> _EXTRACTED ENTRIES_
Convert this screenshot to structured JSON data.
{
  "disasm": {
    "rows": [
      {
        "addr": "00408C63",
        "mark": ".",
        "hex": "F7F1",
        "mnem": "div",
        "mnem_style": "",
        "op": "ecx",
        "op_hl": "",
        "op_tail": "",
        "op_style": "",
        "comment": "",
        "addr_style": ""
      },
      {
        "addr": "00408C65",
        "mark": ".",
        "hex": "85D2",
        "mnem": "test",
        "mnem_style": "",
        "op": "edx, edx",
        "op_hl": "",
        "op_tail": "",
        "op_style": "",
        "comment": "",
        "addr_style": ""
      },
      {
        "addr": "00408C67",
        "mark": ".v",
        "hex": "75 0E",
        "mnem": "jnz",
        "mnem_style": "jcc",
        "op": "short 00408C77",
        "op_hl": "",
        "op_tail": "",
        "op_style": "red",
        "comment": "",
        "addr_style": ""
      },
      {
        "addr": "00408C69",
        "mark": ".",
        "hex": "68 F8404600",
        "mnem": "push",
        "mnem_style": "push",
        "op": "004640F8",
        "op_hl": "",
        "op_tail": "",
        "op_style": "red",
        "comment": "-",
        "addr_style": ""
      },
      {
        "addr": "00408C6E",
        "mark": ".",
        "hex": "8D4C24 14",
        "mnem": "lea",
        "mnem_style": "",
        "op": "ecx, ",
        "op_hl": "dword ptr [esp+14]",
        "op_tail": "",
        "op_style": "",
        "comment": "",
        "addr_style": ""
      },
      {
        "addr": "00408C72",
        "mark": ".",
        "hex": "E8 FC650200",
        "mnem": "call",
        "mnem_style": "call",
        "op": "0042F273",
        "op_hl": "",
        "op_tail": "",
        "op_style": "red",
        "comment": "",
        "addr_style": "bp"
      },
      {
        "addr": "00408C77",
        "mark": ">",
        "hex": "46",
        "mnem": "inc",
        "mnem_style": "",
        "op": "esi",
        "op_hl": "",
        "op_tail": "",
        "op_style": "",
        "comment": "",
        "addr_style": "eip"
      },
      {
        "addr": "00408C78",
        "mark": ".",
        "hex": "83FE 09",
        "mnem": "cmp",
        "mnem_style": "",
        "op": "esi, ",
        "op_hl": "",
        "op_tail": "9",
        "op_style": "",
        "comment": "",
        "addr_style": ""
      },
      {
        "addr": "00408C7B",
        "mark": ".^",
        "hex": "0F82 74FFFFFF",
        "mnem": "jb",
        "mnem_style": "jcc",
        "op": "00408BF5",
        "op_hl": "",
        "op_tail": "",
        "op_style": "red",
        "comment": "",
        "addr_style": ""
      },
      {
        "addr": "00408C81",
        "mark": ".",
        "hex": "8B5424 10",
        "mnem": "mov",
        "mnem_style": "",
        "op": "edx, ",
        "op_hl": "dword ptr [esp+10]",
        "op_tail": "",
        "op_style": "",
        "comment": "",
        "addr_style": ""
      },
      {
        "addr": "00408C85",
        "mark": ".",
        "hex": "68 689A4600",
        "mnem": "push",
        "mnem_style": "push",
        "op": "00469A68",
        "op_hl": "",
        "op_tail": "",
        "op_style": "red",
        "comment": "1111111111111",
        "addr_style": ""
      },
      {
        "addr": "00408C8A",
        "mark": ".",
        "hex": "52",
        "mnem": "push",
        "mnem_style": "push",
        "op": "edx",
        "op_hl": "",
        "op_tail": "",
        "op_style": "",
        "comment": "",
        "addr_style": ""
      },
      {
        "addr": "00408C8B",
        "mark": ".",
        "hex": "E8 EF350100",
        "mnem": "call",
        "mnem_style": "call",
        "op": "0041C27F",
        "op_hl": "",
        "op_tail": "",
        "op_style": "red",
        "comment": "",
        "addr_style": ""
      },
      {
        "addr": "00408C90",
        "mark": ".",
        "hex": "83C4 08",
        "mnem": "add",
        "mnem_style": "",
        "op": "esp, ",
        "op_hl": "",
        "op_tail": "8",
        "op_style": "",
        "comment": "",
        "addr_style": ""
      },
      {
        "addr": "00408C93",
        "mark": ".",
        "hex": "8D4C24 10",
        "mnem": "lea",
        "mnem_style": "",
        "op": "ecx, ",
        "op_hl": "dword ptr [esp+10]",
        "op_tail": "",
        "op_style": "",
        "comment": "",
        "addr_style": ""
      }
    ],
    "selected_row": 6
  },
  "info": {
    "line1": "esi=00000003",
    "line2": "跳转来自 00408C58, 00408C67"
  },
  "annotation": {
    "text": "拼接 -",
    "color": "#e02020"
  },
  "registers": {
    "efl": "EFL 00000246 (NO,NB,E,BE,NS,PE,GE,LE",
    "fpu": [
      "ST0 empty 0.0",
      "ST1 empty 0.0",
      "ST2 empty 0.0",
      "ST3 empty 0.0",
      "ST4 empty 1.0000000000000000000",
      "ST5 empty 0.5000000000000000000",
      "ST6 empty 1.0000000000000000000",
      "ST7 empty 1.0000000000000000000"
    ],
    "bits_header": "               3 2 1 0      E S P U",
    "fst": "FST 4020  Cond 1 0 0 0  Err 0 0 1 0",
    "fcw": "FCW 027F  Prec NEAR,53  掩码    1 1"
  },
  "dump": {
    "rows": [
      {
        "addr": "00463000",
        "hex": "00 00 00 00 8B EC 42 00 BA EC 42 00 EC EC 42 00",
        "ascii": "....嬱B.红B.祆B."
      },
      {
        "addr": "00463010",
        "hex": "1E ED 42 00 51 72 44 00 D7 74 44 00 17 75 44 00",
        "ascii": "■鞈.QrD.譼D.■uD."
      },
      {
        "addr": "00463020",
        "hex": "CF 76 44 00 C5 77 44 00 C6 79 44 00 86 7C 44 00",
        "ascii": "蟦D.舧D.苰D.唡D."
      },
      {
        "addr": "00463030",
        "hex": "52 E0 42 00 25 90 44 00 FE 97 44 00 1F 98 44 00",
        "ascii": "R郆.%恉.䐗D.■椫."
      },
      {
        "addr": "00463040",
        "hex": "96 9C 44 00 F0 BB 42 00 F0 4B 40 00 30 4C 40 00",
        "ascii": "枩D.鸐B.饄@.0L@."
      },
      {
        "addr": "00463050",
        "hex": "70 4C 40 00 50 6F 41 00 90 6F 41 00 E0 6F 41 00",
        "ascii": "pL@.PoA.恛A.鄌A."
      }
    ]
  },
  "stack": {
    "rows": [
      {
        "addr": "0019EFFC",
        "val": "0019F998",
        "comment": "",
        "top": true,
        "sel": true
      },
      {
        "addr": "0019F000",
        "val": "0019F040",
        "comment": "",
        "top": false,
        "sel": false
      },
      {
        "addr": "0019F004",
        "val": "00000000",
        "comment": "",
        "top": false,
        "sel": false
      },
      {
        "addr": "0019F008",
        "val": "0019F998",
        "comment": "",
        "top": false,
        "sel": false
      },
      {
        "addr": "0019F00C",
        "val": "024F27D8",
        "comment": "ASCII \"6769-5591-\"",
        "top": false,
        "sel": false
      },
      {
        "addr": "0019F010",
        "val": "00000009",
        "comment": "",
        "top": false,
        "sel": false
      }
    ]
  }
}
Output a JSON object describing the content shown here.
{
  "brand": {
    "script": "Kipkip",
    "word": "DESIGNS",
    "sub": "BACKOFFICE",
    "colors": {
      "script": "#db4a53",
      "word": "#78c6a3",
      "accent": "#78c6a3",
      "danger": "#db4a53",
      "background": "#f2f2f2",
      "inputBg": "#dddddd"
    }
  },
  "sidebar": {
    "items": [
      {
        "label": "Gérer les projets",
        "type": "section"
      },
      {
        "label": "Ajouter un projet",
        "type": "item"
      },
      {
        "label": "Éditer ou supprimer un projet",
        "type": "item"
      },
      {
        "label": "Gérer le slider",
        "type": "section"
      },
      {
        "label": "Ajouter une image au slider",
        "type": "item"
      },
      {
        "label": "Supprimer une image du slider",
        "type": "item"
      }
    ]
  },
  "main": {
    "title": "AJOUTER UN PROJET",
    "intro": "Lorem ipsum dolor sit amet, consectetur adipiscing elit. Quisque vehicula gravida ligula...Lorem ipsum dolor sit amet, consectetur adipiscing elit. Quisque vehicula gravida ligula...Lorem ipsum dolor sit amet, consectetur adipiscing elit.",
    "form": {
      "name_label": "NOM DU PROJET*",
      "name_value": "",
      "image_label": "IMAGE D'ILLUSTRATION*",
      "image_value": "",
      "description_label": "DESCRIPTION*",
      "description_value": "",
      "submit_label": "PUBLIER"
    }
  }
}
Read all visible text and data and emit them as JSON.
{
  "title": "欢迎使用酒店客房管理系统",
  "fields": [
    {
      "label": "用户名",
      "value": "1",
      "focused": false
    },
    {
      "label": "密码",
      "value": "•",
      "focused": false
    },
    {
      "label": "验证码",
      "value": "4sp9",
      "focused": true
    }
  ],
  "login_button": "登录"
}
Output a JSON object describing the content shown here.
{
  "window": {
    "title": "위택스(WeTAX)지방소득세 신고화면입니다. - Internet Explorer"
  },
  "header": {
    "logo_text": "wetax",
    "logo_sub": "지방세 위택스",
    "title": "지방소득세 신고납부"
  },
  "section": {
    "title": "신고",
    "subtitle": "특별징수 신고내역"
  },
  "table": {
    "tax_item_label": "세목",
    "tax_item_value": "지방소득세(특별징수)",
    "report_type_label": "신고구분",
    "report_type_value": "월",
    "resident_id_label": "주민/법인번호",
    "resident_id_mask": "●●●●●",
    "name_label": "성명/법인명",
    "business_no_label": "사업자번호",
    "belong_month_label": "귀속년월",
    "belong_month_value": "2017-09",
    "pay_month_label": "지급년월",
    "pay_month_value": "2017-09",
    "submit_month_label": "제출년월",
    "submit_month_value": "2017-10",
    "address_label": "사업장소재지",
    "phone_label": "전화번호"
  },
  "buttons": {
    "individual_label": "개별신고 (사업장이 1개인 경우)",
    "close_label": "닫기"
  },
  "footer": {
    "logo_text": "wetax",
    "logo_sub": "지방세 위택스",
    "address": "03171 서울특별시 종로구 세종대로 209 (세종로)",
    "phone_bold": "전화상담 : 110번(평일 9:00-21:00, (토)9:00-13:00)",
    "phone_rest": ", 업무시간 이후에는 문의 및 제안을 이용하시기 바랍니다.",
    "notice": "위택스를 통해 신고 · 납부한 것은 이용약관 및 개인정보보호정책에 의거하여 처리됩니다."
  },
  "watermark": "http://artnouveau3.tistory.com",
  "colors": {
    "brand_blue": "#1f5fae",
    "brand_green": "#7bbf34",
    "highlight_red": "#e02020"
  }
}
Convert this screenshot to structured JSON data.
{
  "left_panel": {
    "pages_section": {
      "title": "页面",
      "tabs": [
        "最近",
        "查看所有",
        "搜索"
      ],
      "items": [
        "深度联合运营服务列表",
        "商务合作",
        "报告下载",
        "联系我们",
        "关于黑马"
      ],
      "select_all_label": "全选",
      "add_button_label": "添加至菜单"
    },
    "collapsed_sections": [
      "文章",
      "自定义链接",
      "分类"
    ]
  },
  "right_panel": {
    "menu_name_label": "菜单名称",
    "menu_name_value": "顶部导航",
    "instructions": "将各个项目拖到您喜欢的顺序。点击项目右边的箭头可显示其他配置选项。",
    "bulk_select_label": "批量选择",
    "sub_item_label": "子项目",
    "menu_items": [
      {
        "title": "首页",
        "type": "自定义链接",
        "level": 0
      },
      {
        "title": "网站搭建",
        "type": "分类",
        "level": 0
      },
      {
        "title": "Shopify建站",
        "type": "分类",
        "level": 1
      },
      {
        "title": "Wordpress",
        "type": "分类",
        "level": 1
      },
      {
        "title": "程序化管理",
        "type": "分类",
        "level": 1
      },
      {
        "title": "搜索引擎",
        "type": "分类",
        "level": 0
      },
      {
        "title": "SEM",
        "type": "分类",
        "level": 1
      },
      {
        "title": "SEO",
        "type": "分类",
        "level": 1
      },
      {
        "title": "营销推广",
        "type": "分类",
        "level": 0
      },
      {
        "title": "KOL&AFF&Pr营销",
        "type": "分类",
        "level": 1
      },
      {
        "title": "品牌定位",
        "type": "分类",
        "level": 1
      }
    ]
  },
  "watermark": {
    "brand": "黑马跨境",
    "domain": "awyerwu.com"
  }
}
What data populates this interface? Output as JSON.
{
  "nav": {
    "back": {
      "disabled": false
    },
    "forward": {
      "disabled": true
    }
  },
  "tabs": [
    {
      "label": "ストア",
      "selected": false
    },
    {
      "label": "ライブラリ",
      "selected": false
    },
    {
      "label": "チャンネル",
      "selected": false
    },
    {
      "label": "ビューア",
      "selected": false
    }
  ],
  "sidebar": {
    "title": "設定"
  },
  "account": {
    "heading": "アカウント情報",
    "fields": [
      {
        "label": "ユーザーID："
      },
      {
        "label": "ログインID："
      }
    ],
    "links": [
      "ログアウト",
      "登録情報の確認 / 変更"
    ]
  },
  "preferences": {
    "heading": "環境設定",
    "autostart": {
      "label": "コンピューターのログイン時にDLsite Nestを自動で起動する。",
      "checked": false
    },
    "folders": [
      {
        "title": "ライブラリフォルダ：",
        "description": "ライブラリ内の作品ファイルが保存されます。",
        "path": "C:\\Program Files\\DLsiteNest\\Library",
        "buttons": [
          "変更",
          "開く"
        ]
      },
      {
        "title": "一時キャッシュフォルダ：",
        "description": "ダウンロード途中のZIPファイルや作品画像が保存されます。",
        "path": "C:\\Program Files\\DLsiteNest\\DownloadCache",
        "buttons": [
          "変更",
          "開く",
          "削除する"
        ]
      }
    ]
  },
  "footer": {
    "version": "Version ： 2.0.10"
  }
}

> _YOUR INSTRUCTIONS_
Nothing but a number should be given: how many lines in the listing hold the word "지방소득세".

> _OUTPUT OF THE TASK_
3